Sermeq Kujalleq, Ilulissat glacier, is the biggest glacier on the northern hemisphere and
one of the fastest glaciers in the world racing with almost 40 metres a day during
the summer. Approximately one tenth of the ice that comes from the inland ice in all Greenland
comes from this glacier. That is about 35 cubic kilometres of ice every year.
When the glacier has been calving, the enormous icebergs float with the current
towards the mouth of the ice fiord next to Ilulissat. The biggest icebergs get stuck here
on a moraine underneath the water, until they are melted down to be small enough
to pass the low water, which is 200-300 metres deep. Therefore you can always see
the giant icebergs, which works as stops and lets the ice fiord get piled up.
To see the icebergs in Ilulissat is a great experience. The sounds from the creaking
and crashing ice, and the sight of the weird shapes and beautiful colours is a fantastic
the most exciting trip you can do in/around ilulissat is surely doing the icefjord midnight cruise or if time of year not allow a day cruise of 2-3 hours
amazing site of the different ice-sculptures
In the year 2004 it was acknowledged,what the locals already knew, that theice fiord and the glacier by Ilulissat is remarkable for the beauty of its scene
The glacier, which is about 7 kilometres wide,calves a numerous times a year sending
enormous icebergs out into the ice fiord. The glacier in Ilulissat is one of the fastest and
most productive in the world. Sermeq Kujalleq is also the biggest glacier in the
northern hemisphere, and the ice from the glacier dominates the sea in the Diskobay
and the ocean west of Greenland
The best way to get a good perspective on Ilulissat is to see Silver at Tourist Nature (his shop) or email him at: email@example.com
also book a dogsled tour at Disko Island through Disko Lines. the tour company will provide information on the hostel etc on the island.
Yes, even more icebergs. If you take the cruise that leaves around 11:00 PM, you will see all sorts of colours reflected on the icebergs. I have to admit that I didn't see that, but everyone that did told me it was amazing.
Ilulissat, on the west coast of Greenland north of the Arctic Circle, has a harbour full of icebergs (up to 65 metres high). These come from the "ice fjord" next to Ilulissat; the ice fjord is jammed full of icebergs which have broken off a glacier at the fjord's far end. A must activity is to take the two-hour boat ride among the icebergs. If you take the night trip during the summer, you'll see the midnight sun casting all sorts of different colours on the icebergs.
The Greelandic sled dog is found everywhere in communities of West Greenland above the Arctic Circle. And in this area, no other dog is allowed - this is to preserve the purity of the breed.

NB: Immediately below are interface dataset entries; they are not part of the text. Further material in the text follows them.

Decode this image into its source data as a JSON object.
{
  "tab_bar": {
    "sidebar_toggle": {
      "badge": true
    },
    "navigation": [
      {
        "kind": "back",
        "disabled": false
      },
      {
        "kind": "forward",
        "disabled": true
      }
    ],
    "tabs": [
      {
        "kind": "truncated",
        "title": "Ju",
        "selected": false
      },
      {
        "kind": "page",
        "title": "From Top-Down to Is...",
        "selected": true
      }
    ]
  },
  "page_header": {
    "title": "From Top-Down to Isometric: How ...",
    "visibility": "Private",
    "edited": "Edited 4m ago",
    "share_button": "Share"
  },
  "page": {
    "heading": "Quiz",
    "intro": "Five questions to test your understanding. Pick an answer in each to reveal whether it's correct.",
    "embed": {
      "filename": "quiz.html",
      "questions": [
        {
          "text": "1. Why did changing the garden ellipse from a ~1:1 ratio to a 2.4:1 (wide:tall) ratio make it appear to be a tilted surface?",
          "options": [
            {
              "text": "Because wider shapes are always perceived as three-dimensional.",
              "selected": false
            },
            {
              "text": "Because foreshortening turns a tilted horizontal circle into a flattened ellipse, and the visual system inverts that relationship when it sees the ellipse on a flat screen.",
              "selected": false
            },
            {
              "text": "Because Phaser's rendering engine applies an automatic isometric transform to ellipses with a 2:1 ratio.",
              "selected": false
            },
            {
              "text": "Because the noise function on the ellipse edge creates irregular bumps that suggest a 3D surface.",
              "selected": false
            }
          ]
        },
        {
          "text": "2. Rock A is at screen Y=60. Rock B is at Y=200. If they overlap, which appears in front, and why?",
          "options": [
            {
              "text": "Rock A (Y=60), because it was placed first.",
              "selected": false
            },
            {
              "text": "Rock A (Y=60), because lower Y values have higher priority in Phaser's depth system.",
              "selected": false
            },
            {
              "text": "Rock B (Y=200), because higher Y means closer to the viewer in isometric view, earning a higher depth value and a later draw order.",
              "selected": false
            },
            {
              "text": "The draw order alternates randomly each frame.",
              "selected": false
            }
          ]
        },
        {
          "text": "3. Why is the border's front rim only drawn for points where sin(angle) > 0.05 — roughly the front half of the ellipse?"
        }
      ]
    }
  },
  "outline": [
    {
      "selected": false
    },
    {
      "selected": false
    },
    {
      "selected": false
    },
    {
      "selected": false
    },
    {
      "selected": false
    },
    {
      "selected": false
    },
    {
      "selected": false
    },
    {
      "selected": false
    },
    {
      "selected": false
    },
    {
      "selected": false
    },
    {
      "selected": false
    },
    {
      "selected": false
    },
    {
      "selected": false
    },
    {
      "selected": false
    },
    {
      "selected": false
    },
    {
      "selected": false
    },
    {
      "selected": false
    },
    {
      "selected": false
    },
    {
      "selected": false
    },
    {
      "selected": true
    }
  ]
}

Sled dogs spend the summer chained up in large dog areas - in Ilulissat, there are several of these. Most owners only feed their dogs once every two days, so the poor things are whining for food all the time.
Sled dogs are both male and female. Apparently, the males are better for short joourneys, and the females (who have greater stamina) are better for longer journeys. These Greenlandic dogs are rather different than the Canadian husky; the Greenland winter is not as cold, nor is there as much snow as in the Canadian north, so their fur isn't as thick, nor their legs as long as Canadian huskies.
In Ilulissat, there are "yield to dog sled" road signs. They picture a dog sled in a triangle.
More icebergs, seen from my 2-hour iceberg viewing cruise through Disco Bay, where the ice fjord empties into it.